BrainTrust Query: Are You Measuring Customer Retention Correctly?
Commentary by Mark Price, Managing Partner of M Squared Group
Through a special
arrangement, presented here for discussion is a summary of a current article
from Cultivating Your Customers, the M Squared Group
As Fred Reichheld wrote in The Loyalty Effect, loyal customers tend
to be related to loyal employees, lower returns, lower customer service expense
and so on. Yet, in measuring retention, as in many things, the "devil
is in the details."
Retention is usually defined as the percent of this
year’s customers who
also purchased in the prior year. Traditionally, marketing uses this metric
to gauge the impact of all relationship marketing efforts (as well as customer
experience) in motivating customers to maintain a relationship over time.
how do you identify the impact of specific salespeople, customer service agents
and marketing programs on building long term customer relationships? How do
you identify what contributed to a customer’s extended relationship?
are some two approaches:
Low tech: A retailer should make sure that it sets up control groups
for every marketing program. When the results of those programs are compared

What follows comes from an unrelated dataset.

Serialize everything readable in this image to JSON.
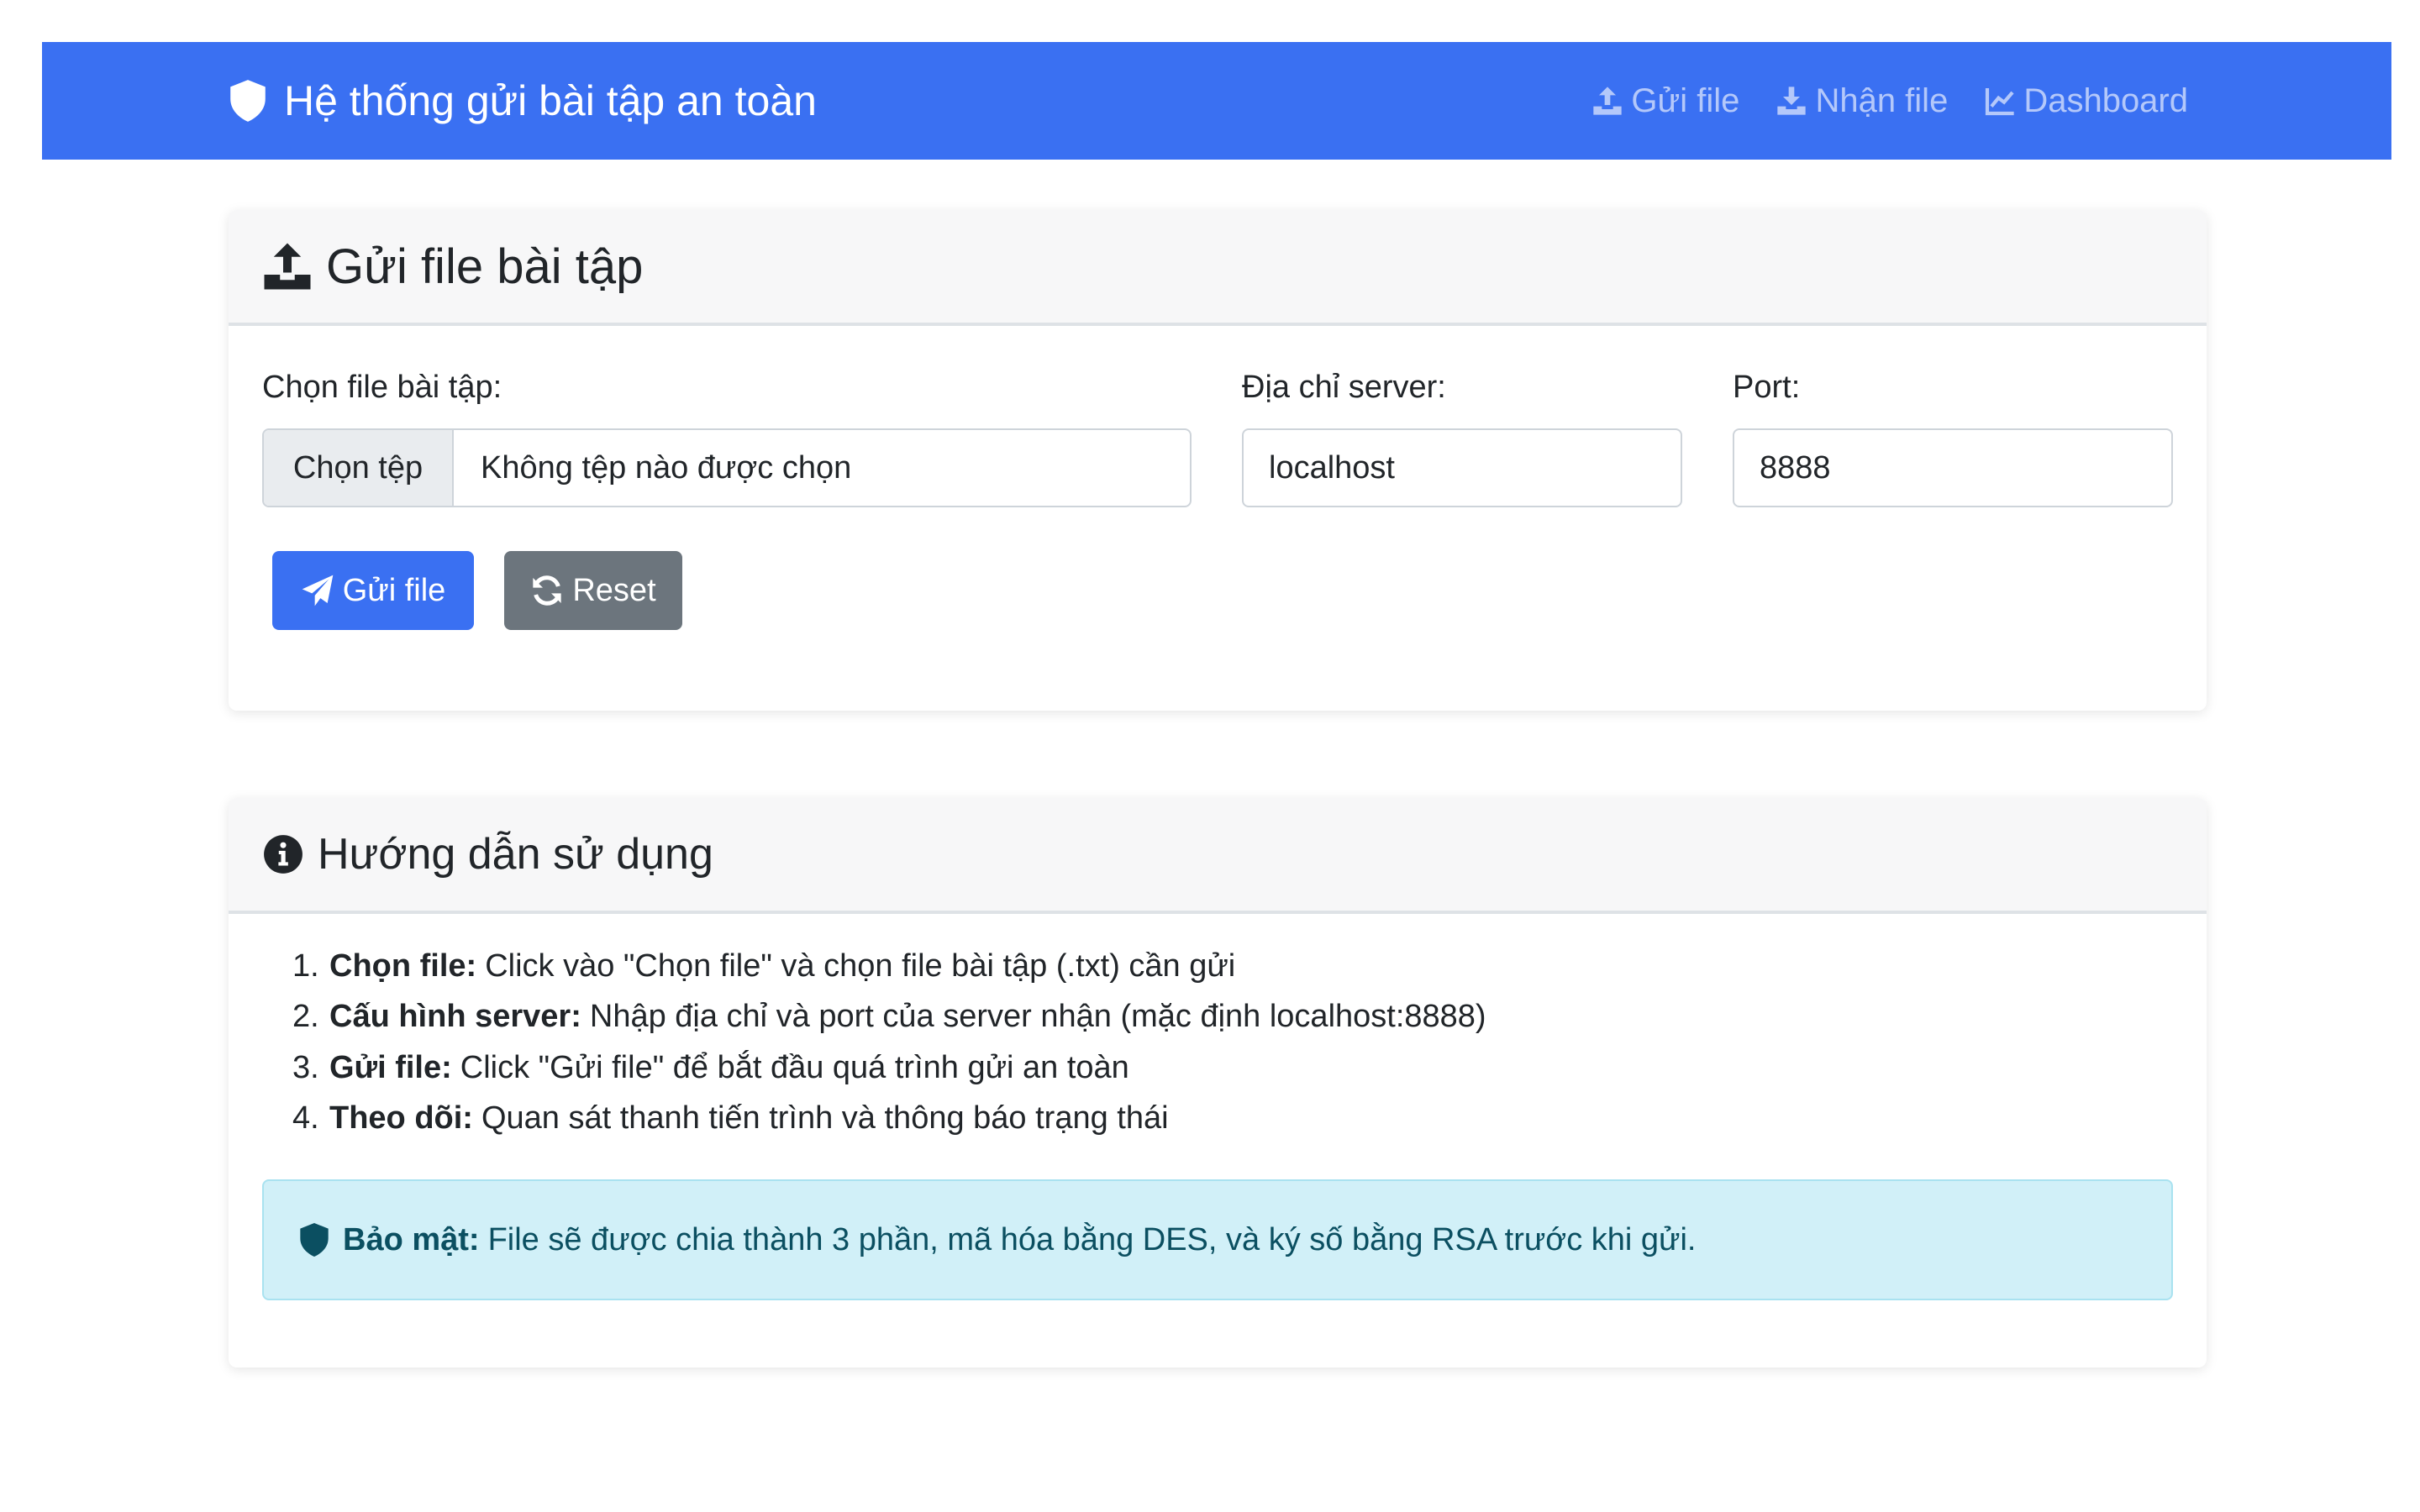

to the control group in terms of retention, they will clearly see which programs
do the most to help build a relationship with customers that extends over time.

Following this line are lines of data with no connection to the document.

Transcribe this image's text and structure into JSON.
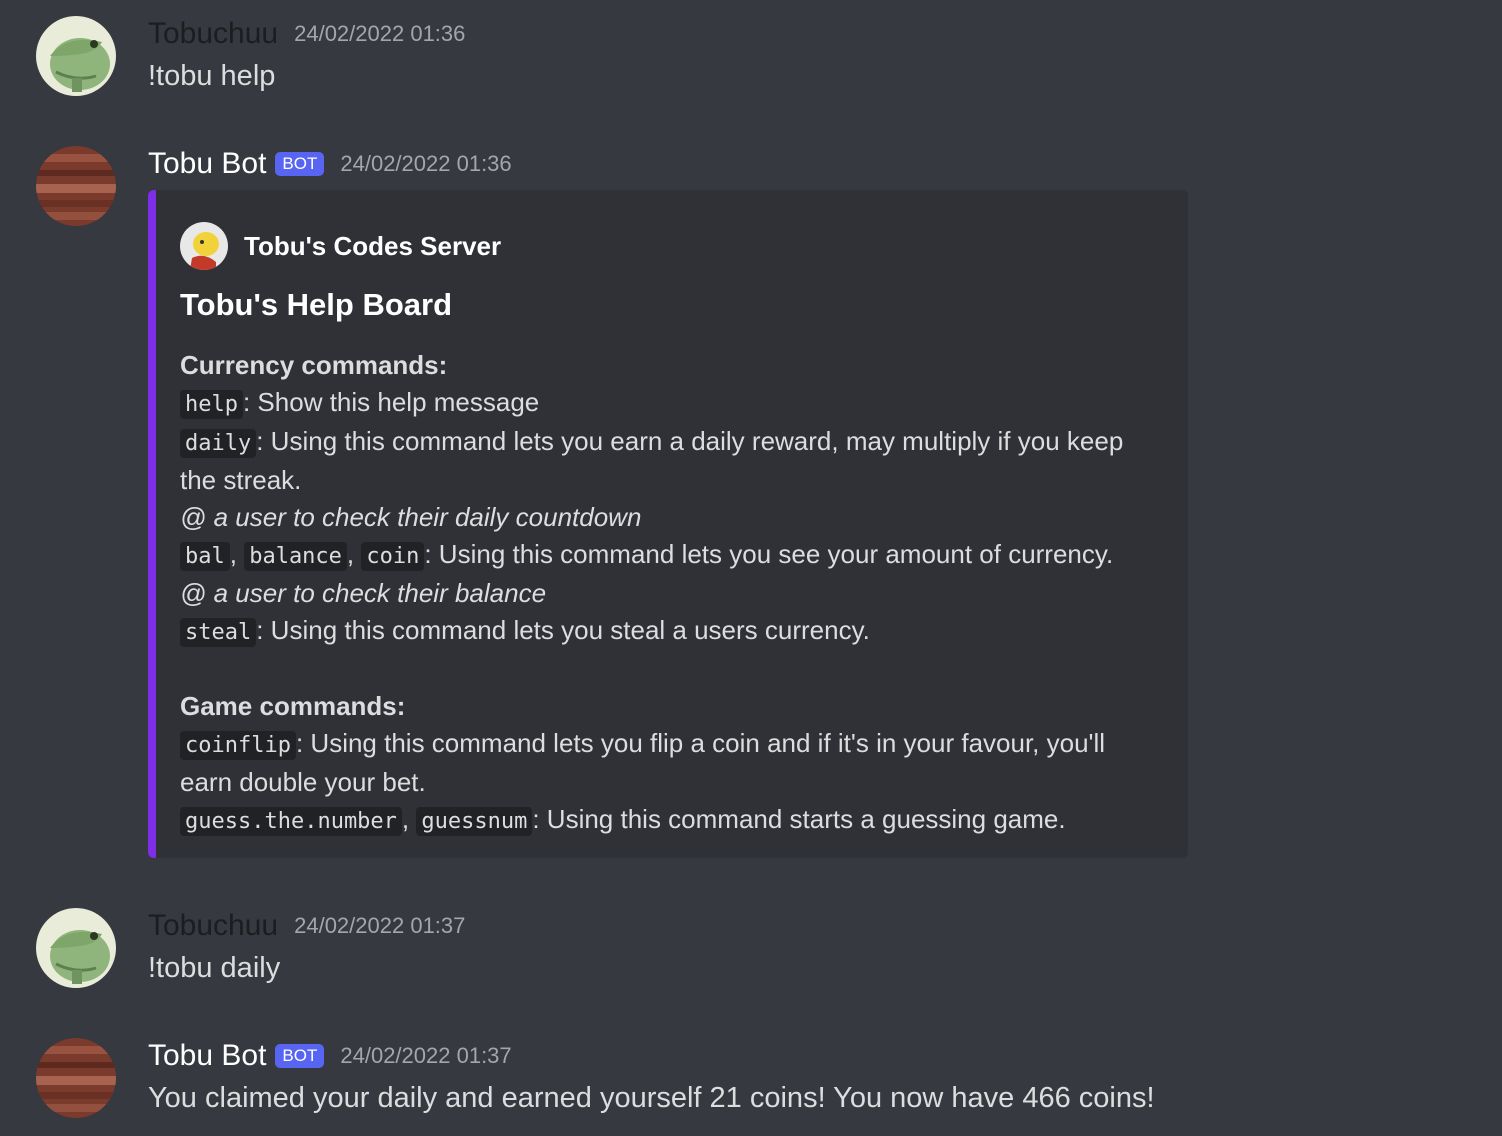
{
  "messages": [
    {
      "username": "Tobuchuu",
      "timestamp": "24/02/2022 01:36",
      "content": "!tobu help"
    },
    {
      "username": "Tobu Bot",
      "bot_tag": "BOT",
      "timestamp": "24/02/2022 01:36",
      "embed": {
        "author_name": "Tobu's Codes Server",
        "title": "Tobu's Help Board",
        "currency_heading": "Currency commands:",
        "help_cmd": "help",
        "help_desc": ": Show this help message",
        "daily_cmd": "daily",
        "daily_desc_1": ": Using this command lets you earn a daily reward, may multiply if you keep",
        "daily_desc_2": "the streak.",
        "daily_note": "@ a user to check their daily countdown",
        "bal_cmd": "bal",
        "balance_cmd": "balance",
        "coin_cmd": "coin",
        "sep": ", ",
        "bal_desc": ": Using this command lets you see your amount of currency.",
        "bal_note": "@ a user to check their balance",
        "steal_cmd": "steal",
        "steal_desc": ": Using this command lets you steal a users currency.",
        "game_heading": "Game commands:",
        "coinflip_cmd": "coinflip",
        "coinflip_desc_1": ": Using this command lets you flip a coin and if it's in your favour, you'll",
        "coinflip_desc_2": "earn double your bet.",
        "guess_cmd": "guess.the.number",
        "guessnum_cmd": "guessnum",
        "guess_desc": ": Using this command starts a guessing game."
      }
    },
    {
      "username": "Tobuchuu",
      "timestamp": "24/02/2022 01:37",
      "content": "!tobu daily"
    },
    {
      "username": "Tobu Bot",
      "bot_tag": "BOT",
      "timestamp": "24/02/2022 01:37",
      "content": "You claimed your daily and earned yourself 21 coins! You now have 466 coins!"
    }
  ]
}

To understand the impact of an individual salesperson or customer-service
agent, a cross-tab analysis can be conducted to identify the best and the worst
performing staff. A retailer may not see the small differences between two
similarly performing agents, but will find the best and the worst. Then the
retailer can head off the worst and interview the best to bring best practices
to the rest of the team. It’s not precise, but it provides a lot of value quickly.
More sophisticated: More advanced statistical modeling will permit
stores to identify the ideal combination of marketing programs and staff to
maximize customer retention and customer long-term profitability (which are
not always the same).
The path a retailer chooses to take has to do with the "analytical maturity"
of the organization — will the company accept and act on statistics-driven
conclusions or should they focus on easy-to-understand calculations that can
be done on a calculator. (Do those things still exist?)
There is no right answer.
There is only the answer that will be the most successful in gaining broad-scale
acceptance in the company.
Discussion Question: What do you think are the best methods for measuring
customer retention at the retail store level? What does knowledge of customer
retention gain for an organization?